1. The speed of software development
With C#, you can get a product prototype faster. The speed of software development on # is much higher in the early stages of a project when comparing to C++. However, when the project infrastructure has been created, you have collected libraries and decided on approaches, C++ gives you the same speed. With that in mind, we can conclude that C# is preferable for small low-budget projects. But if you work on a bigger project, C#'s advantage in speed is not significant.
2. Cross-platform applications
C++ applications are cross-platform if we do not take into account additional expenses and binary incompatibility between different platforms. On the other hand, with C# you cannot create cross-platform code despite existing unofficial .NET implementations for non-Windows environments and potential binary compatibility. Meanwhile, C++ is great for creating cross-platform apps; there are a lot of C++ libraries that are either compiled or can be compiled for any existing platform.

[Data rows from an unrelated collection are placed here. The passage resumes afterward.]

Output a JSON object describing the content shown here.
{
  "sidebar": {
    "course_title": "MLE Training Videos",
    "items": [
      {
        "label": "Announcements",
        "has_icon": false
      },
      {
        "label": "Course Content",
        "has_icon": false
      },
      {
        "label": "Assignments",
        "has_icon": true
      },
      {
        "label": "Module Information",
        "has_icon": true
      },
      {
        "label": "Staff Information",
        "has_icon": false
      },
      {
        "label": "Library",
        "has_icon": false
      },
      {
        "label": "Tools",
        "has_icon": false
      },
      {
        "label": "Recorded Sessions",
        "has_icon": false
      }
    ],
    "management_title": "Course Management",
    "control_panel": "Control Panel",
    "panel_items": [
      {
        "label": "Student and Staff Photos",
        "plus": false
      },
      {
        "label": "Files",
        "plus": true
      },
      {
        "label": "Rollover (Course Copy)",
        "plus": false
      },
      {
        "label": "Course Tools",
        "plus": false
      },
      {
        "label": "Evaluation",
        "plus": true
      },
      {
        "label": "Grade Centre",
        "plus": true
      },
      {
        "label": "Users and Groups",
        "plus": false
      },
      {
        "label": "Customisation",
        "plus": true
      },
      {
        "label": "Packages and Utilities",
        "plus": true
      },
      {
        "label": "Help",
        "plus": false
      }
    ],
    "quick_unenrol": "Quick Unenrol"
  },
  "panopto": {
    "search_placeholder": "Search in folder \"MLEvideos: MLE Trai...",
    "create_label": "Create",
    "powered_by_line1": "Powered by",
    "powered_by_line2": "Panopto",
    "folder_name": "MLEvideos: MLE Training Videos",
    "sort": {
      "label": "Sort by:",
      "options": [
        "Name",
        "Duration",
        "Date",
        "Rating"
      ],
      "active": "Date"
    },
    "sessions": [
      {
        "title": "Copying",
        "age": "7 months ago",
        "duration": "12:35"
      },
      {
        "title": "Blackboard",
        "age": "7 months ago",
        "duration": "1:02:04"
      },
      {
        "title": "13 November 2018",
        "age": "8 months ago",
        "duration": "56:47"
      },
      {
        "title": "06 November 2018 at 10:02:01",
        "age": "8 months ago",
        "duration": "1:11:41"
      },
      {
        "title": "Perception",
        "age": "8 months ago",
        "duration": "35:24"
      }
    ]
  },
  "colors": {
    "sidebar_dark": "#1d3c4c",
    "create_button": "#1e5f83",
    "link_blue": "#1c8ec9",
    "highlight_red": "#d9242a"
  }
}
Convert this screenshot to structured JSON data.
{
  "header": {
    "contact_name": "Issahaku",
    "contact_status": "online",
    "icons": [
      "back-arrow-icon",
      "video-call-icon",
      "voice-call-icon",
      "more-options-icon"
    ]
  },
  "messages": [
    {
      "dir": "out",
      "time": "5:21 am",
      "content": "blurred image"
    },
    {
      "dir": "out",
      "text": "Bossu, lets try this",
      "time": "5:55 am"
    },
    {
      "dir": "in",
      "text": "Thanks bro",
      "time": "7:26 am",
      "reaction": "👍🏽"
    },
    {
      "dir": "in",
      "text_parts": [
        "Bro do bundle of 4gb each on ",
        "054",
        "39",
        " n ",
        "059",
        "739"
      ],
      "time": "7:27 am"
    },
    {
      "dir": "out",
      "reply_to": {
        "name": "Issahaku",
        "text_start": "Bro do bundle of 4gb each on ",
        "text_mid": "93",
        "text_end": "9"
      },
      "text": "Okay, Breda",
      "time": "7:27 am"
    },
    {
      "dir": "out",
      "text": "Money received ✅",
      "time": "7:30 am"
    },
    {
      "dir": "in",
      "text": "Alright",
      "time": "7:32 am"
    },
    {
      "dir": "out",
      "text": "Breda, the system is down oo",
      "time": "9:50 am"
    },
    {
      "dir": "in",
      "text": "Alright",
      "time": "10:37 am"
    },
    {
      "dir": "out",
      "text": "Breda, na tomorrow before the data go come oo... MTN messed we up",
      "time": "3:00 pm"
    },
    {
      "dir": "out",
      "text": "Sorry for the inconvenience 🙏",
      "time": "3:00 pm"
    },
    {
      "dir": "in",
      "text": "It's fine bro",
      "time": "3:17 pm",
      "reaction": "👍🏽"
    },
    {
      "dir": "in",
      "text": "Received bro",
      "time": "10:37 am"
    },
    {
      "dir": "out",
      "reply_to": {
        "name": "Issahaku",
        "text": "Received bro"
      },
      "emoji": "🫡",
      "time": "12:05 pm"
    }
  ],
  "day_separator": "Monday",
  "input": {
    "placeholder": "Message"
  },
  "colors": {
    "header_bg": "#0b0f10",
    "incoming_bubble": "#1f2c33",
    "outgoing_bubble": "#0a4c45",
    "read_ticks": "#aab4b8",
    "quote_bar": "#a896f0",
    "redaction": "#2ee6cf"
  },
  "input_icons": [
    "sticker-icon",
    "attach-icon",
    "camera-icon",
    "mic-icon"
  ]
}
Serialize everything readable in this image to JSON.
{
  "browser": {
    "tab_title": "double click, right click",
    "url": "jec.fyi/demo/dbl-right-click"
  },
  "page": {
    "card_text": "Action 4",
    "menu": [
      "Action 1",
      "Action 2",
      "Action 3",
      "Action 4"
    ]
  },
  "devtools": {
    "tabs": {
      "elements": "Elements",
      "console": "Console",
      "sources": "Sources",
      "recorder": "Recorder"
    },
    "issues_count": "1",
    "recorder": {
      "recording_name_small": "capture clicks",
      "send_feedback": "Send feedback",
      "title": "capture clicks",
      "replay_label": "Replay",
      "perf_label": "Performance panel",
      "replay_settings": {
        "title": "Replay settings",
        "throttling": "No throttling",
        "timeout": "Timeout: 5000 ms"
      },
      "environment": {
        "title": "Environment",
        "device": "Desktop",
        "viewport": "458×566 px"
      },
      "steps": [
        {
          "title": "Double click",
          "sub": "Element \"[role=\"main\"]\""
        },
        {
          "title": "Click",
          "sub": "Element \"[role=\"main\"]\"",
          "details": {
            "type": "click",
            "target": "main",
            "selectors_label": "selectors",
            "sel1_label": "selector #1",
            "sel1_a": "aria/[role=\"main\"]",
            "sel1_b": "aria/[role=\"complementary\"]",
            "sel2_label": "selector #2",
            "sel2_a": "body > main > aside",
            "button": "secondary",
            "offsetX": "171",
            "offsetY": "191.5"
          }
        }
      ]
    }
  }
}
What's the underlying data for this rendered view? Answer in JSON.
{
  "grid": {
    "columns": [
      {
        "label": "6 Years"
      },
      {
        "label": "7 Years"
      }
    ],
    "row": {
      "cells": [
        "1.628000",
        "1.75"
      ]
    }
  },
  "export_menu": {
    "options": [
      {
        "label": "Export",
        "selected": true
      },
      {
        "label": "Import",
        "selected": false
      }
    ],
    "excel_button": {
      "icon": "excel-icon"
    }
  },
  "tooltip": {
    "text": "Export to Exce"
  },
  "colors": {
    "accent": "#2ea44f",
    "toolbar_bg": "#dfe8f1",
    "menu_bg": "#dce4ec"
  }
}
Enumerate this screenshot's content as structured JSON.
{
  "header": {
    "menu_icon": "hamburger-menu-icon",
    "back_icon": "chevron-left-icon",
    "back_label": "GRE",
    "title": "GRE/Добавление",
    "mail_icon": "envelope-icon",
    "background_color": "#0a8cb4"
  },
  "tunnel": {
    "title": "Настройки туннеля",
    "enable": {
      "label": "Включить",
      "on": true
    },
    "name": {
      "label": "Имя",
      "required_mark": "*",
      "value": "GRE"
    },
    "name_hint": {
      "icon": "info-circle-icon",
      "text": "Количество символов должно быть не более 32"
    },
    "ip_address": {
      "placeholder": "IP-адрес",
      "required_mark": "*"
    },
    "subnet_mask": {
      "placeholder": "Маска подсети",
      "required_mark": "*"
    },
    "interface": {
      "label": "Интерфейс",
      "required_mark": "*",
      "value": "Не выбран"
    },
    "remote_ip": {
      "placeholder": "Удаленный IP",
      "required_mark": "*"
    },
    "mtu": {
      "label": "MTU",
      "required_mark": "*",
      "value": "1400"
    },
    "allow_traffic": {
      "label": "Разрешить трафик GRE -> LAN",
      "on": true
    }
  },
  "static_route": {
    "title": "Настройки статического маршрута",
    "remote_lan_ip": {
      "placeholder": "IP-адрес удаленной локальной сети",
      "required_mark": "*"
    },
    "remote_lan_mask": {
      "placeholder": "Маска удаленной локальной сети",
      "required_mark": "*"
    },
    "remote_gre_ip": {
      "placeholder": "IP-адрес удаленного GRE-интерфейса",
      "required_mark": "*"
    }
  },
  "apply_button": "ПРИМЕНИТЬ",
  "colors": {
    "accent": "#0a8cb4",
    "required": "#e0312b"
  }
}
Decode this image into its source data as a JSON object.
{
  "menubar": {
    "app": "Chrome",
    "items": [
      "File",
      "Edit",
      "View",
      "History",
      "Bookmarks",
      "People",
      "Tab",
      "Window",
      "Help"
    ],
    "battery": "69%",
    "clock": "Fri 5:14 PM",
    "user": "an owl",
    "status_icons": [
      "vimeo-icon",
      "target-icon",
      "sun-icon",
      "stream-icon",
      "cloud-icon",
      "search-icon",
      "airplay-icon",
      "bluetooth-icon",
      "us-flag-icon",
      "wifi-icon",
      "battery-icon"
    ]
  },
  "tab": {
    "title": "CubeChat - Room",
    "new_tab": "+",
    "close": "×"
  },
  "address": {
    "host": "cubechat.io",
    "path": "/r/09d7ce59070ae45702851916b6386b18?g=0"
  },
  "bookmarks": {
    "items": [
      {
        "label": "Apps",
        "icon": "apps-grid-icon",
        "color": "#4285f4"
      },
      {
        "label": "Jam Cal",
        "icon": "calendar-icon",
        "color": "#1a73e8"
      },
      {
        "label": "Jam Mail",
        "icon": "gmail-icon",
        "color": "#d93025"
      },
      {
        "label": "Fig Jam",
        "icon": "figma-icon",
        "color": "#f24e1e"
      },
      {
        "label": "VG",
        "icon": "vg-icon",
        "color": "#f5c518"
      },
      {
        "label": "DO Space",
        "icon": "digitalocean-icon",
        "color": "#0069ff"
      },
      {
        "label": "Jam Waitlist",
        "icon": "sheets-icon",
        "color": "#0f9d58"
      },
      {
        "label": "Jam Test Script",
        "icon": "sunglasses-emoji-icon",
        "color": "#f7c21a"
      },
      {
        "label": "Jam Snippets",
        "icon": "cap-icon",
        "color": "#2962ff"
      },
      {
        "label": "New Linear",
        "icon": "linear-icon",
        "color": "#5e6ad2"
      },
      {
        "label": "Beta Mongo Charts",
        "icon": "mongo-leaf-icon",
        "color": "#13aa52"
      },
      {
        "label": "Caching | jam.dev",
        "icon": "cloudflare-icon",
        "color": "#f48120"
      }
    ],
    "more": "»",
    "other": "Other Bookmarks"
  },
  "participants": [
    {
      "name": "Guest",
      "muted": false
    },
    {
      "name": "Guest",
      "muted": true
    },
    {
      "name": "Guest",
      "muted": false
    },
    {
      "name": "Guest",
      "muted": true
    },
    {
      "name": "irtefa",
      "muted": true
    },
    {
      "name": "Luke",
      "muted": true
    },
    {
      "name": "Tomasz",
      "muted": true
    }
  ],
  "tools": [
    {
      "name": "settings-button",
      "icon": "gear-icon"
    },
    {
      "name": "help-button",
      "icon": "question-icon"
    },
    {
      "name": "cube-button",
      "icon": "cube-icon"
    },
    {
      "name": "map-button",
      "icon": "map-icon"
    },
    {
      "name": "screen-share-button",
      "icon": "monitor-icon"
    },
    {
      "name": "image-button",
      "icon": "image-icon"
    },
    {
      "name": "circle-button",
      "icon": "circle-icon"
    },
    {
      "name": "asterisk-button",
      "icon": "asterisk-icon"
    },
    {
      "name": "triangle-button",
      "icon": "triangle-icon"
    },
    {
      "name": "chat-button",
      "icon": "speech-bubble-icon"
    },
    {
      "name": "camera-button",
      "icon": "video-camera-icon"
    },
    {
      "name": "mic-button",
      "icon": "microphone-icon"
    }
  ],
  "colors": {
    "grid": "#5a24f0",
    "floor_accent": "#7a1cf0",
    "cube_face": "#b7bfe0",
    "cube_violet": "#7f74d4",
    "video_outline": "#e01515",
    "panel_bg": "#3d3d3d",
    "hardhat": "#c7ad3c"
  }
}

3. Code performance
It is obvious that unmanaged C++ code can be optimized more easily than the managed one written in C#. It can be concluded that C++ would be the first choice for difficult tasks where a large amount of data is proceeded, since it provides you with a possibility to solve any issues with less resource requirements. That results in a higher performance level. Of course, we should not forget that a wrong approach can nullify C++ code advantages and make it work slower comparing to C# code written for the same task.
4. Resource requirements
In general, it is easier to create a nice, efficient and concise piece of code in C#. However, it does not mean that C++ code is always cumbersome. You just need to be more creative while writing the latter. And it often pays off, since with it you can be more flexible and have a direct access to the memory. It means you can break the hurdles on your way to higher performance and also create applications that run equally well on old and new computers. It is very important, since hardware is not upgrading as quickly as we would like it to. That is why we have to focus on optimizing applications in such a way so the system requirements do not scare off potential users. I personally do not want to buy a new laptop every year just to get a slightly upgrade in CPU and RAM. It must be enough to give my Mac a little tune-up, add some memory and that is it for the next 3 years or more. I am sure that the vast majority of people are also not willing to overinvest.
5. Code debugging
That is where C# runs the show. Code debugging is much easier with it, and you can say no to annoying errors caused by #defines. Moreover, C# IDEs support automatic refactoring, which definitely makes our life easier. Besides, Visual C# also underlines syntax and semantic errors the moment you make them.
6. Language and syntax
At first glance, C++ and C# code look similar. However, C++ is C, C++ and C++0x at the same time, while C# is just C#. Since the latter is like a simplified version of C++, it has its own weak and strong points. For instance, C# code looks more concise, but it lacks const methods and global functions.
7. Cost of support
There is no big difference in supporting C++ and C# applications. It is cheaper to refactor C# applications, but in the same time, bugs in C# code are more difficult to get rid of, so they cost you more.
C++ is more universal, and thus, less risky to use, since it does not require from you to stick to the Windows environment. Moreover, this programming language gives less chance for the bad code - it will hardly "survive" to cause unexpected problems in the future.
As we can see, it is impossible to decide on what language is better or worse. It depends on a project. Generally speaking, C++ is your choice if you develop applications that will be used for scientific research, for example, while C# is good for business apps.
I also assume that C++ will soon become as popular as C#, since it can extend applications' "lifespan" and make them more universal from the beginning.